Mihály and Erzsi went on a trip around Italy for their honeymoon. While in Venice, one night he decided to wander around the back-alleys alone. When he returned to the hotel, Erzsi was worried and asked him why he hadn’t told her where he was going and why he hadn’t taken her with him. He felt offended and resentful. But that was only the beginning of their disagreements. Erzsi, who had been married before to Zolfán Pataki, didn’t fully understand Mihály at first and was sure that he didn’t understand her neither, because he didn’t concern himself with the real feelings of others.

Their next destination was Ravenna. There they received an unexpected visit from János Szepetneki, one of Mihály’s old friends. During a cryptic conversation at the local piazza, he told Mihály that he had managed to trace Ervin’s whereabouts. This encounter encouraged Mihály to tell Erzsi about the deceased Tamás Ulpius. When he was young, Mihály suffered from various nervous symptoms. One of them was feeling and seeing a whirlpool on the ground near his feet. Once at Castle Hill in Budapest, Tamás helped him when the whirlpool effect was taking much longer to disappear than usual. Continue reading

Book Haul – September / October 2018

We are less than three months away from the end of the year, and I still have quite a few books left to read in order to complete my ‘EU still 28’ reading project. Last month, I realised that I needed to buy some more of the books on my predetermined list. I obviously also took the opportunity to order a couple of other ones in preparation for winter, although I’m not normally a seasonal reader. Every excuse is a good one when it comes to justify buying books, though!

Below are the nine newest additions to my shelves:


Tula by Jurgis Kuncinas

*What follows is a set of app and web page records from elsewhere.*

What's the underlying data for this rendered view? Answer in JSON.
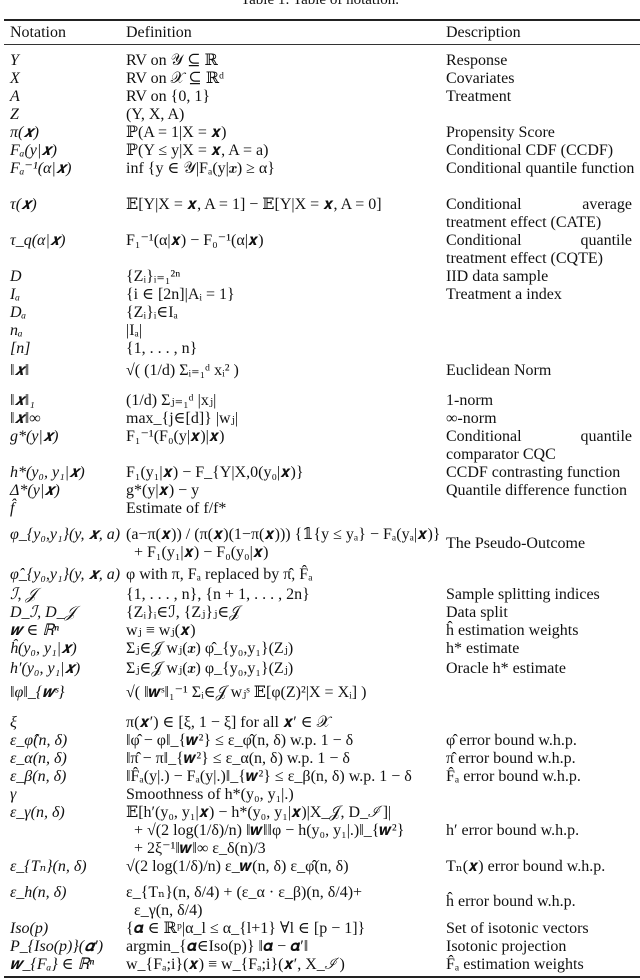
{
  "caption": "Table 1: Table of notation.",
  "headers": [
    "Notation",
    "Definition",
    "Description"
  ],
  "rows": [
    {
      "notation": "Y",
      "definition": "RV on 𝒴 ⊆ ℝ",
      "description": "Response"
    },
    {
      "notation": "X",
      "definition": "RV on 𝒳 ⊆ ℝᵈ",
      "description": "Covariates"
    },
    {
      "notation": "A",
      "definition": "RV on {0, 1}",
      "description": "Treatment"
    },
    {
      "notation": "Z",
      "definition": "(Y, X, A)",
      "description": ""
    },
    {
      "notation": "π(𝒙)",
      "definition": "ℙ(A = 1|X = 𝒙)",
      "description": "Propensity Score"
    },
    {
      "notation": "Fₐ(y|𝒙)",
      "definition": "ℙ(Y ≤ y|X = 𝒙, A = a)",
      "description": "Conditional CDF (CCDF)"
    },
    {
      "notation": "Fₐ⁻¹(α|𝒙)",
      "definition": "inf {y ∈ 𝒴|Fₐ(y|𝒙) ≥ α}",
      "description": "Conditional quantile function"
    },
    {
      "notation": "τ(𝒙)",
      "definition": "𝔼[Y|X = 𝒙, A = 1] − 𝔼[Y|X = 𝒙, A = 0]",
      "description": "Conditional average treatment effect (CATE)"
    },
    {
      "notation": "τ_q(α|𝒙)",
      "definition": "F₁⁻¹(α|𝒙) − F₀⁻¹(α|𝒙)",
      "description": "Conditional quantile treatment effect (CQTE)"
    },
    {
      "notation": "D",
      "definition": "{Zᵢ}ᵢ₌₁²ⁿ",
      "description": "IID data sample"
    },
    {
      "notation": "Iₐ",
      "definition": "{i ∈ [2n]|Aᵢ = 1}",
      "description": "Treatment a index"
    },
    {
      "notation": "Dₐ",
      "definition": "{Zᵢ}ᵢ∈Iₐ",
      "description": ""
    },
    {
      "notation": "nₐ",
      "definition": "|Iₐ|",
      "description": ""
    },
    {
      "notation": "[n]",
      "definition": "{1, . . . , n}",
      "description": ""
    },
    {
      "notation": "‖𝒙‖",
      "definition": "√( (1/d) Σᵢ₌₁ᵈ xᵢ² )",
      "description": "Euclidean Norm"
    },
    {
      "notation": "‖𝒙‖₁",
      "definition": "(1/d) Σⱼ₌₁ᵈ |xⱼ|",
      "description": "1-norm"
    },
    {
      "notation": "‖𝒙‖∞",
      "definition": "max_{j∈[d]} |wⱼ|",
      "description": "∞-norm"
    },
    {
      "notation": "g*(y|𝒙)",
      "definition": "F₁⁻¹(F₀(y|𝒙)|𝒙)",
      "description": "Conditional quantile comparator CQC"
    },
    {
      "notation": "h*(y₀, y₁|𝒙)",
      "definition": "F₁(y₁|𝒙) − F_{Y|X,0(y₀|𝒙)}",
      "description": "CCDF contrasting function"
    },
    {
      "notation": "Δ*(y|𝒙)",
      "definition": "g*(y|𝒙) − y",
      "description": "Quantile difference function"
    },
    {
      "notation": "f̂",
      "definition": "Estimate of f/f*",
      "description": ""
    },
    {
      "notation": "φ_{y₀,y₁}(y, 𝒙, a)",
      "definition_line1": "(a−π(𝒙)) / (π(𝒙)(1−π(𝒙))) {𝟙{y ≤ yₐ} − Fₐ(yₐ|𝒙)}",
      "definition_line2": "+ F₁(y₁|𝒙) − F₀(y₀|𝒙)",
      "description": "The Pseudo-Outcome"
    },
    {
      "notation": "φ̂_{y₀,y₁}(y, 𝒙, a)",
      "definition": "φ with π, Fₐ replaced by π̂, F̂ₐ",
      "description": ""
    },
    {
      "notation": "ℐ, 𝒥",
      "definition": "{1, . . . , n}, {n + 1, . . . , 2n}",
      "description": "Sample splitting indices"
    },
    {
      "notation": "D_ℐ, D_𝒥",
      "definition": "{Zᵢ}ᵢ∈ℐ, {Zⱼ}ⱼ∈𝒥",
      "description": "Data split"
    },
    {
      "notation": "𝒘 ∈ ℝⁿ",
      "definition": "wⱼ ≡ wⱼ(𝒙)",
      "description": "ĥ estimation weights"
    },
    {
      "notation": "ĥ(y₀, y₁|𝒙)",
      "definition": "Σⱼ∈𝒥 wⱼ(𝒙) φ̂_{y₀,y₁}(Zⱼ)",
      "description": "h* estimate"
    },
    {
      "notation": "h′(y₀, y₁|𝒙)",
      "definition": "Σⱼ∈𝒥 wⱼ(𝒙) φ_{y₀,y₁}(Zⱼ)",
      "description": "Oracle h* estimate"
    },
    {
      "notation": "‖φ‖_{𝒘ˢ}",
      "definition": "√( ‖𝒘ˢ‖₁⁻¹ Σᵢ∈𝒥 wⱼˢ 𝔼[φ(Z)²|X = Xᵢ] )",
      "description": ""
    },
    {
      "notation": "ξ",
      "definition": "π(𝒙′) ∈ [ξ, 1 − ξ] for all 𝒙′ ∈ 𝒳",
      "description": ""
    },
    {
      "notation": "ε_φ̂(n, δ)",
      "definition": "‖φ̂ − φ‖_{𝒘²} ≤ ε_φ̂(n, δ) w.p. 1 − δ",
      "description": "φ̂ error bound w.h.p."
    },
    {
      "notation": "ε_α(n, δ)",
      "definition": "‖π̂ − π‖_{𝒘²} ≤ ε_α(n, δ) w.p. 1 − δ",
      "description": "π̂ error bound w.h.p."
    },
    {
      "notation": "ε_β(n, δ)",
      "definition": "‖F̂ₐ(y|.) − Fₐ(y|.)‖_{𝒘²} ≤ ε_β(n, δ) w.p. 1 − δ",
      "description": "F̂ₐ error bound w.h.p."
    },
    {
      "notation": "γ",
      "definition": "Smoothness of h*(y₀, y₁|.)",
      "description": ""
    },
    {
      "notation": "ε_γ(n, δ)",
      "definition_line1": "𝔼[h′(y₀, y₁|𝒙) − h*(y₀, y₁|𝒙)|X_𝒥, D_ℐ]|",
      "definition_line2": "+ √(2 log(1/δ)/n) ‖𝒘‖‖φ − h(y₀, y₁|.)‖_{𝒘²}",
      "definition_line3": "+ 2ξ⁻¹‖𝒘‖∞ ε_δ(n)/3",
      "description": "h′ error bound w.h.p."
    },
    {
      "notation": "ε_{Tₙ}(n, δ)",
      "definition": "√(2 log(1/δ)/n) ε_𝒘(n, δ) ε_φ̂(n, δ)",
      "description": "Tₙ(𝒙) error bound w.h.p."
    },
    {
      "notation": "ε_h(n, δ)",
      "definition_line1": "ε_{Tₙ}(n, δ/4) + (ε_α · ε_β)(n, δ/4)+",
      "definition_line2": "ε_γ(n, δ/4)",
      "description": "ĥ error bound w.h.p."
    },
    {
      "notation": "Iso(p)",
      "definition": "{𝜶 ∈ ℝᵖ|α_l ≤ α_{l+1} ∀l ∈ [p − 1]}",
      "description": "Set of isotonic vectors"
    },
    {
      "notation": "P_{Iso(p)}(𝜶′)",
      "definition": "argmin_{𝜶∈Iso(p)} ‖𝜶 − 𝜶′‖",
      "description": "Isotonic projection"
    },
    {
      "notation": "𝒘_{Fₐ} ∈ ℝⁿ",
      "definition": "w_{Fₐ;i}(𝒙) ≡ w_{Fₐ;i}(𝒙′, X_ℐ)",
      "description": "F̂ₐ estimation weights"
    }
  ]
}
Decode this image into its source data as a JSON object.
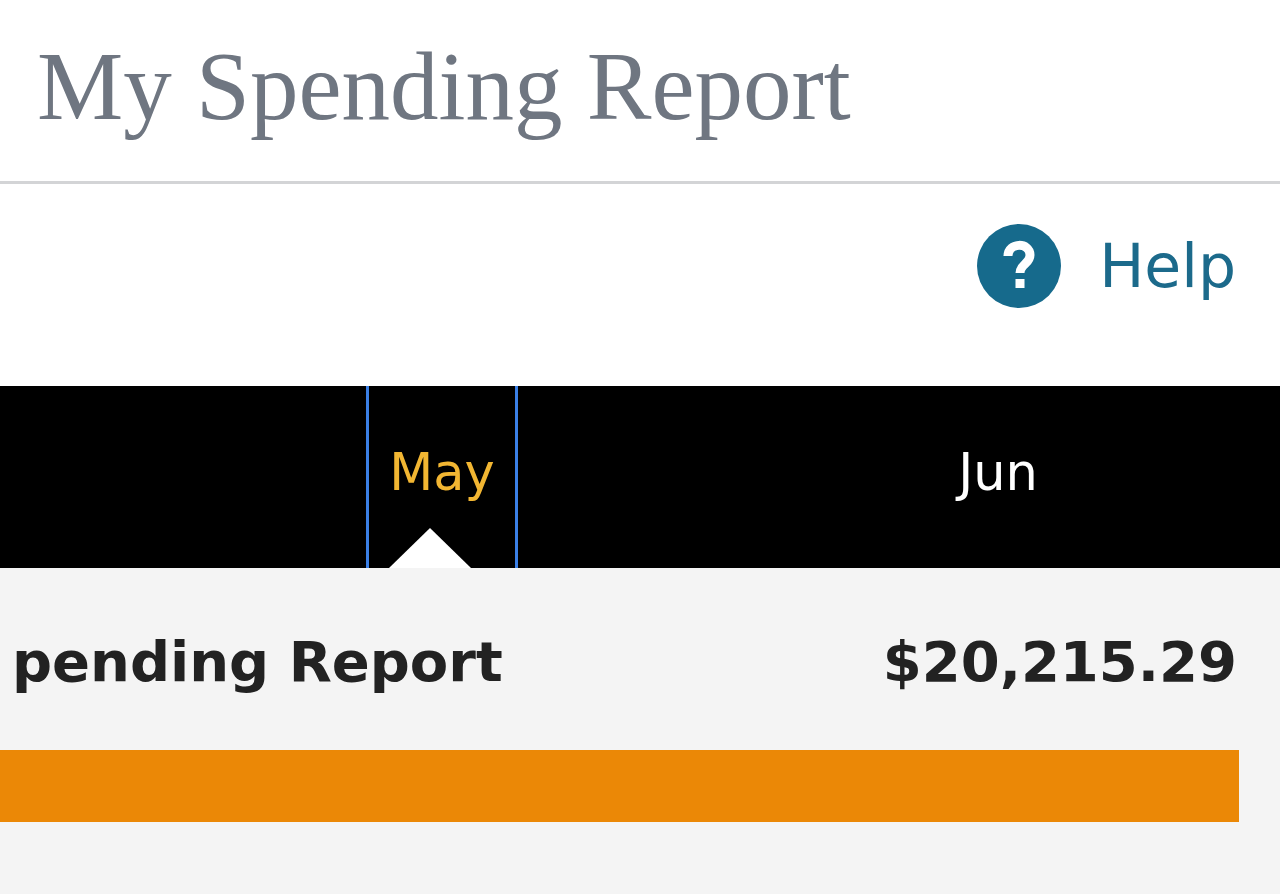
{
  "header": {
    "title": "My Spending Report"
  },
  "help": {
    "label": "Help"
  },
  "months": [
    {
      "label": "May",
      "selected": true
    },
    {
      "label": "Jun",
      "selected": false
    }
  ],
  "summary": {
    "label": "pending Report",
    "amount": "$20,215.29",
    "bar": {
      "level": 1
    }
  }
}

Written by the Lithuanian author Jurgis Kuncinas, Tula takes place in a poor neighbourhood in Vilnius. The narrator dwells in the fringes of society and meets various other curious inhabitants of the same area. I don’t know much more about this book, which I believe also involves a love story. Continue reading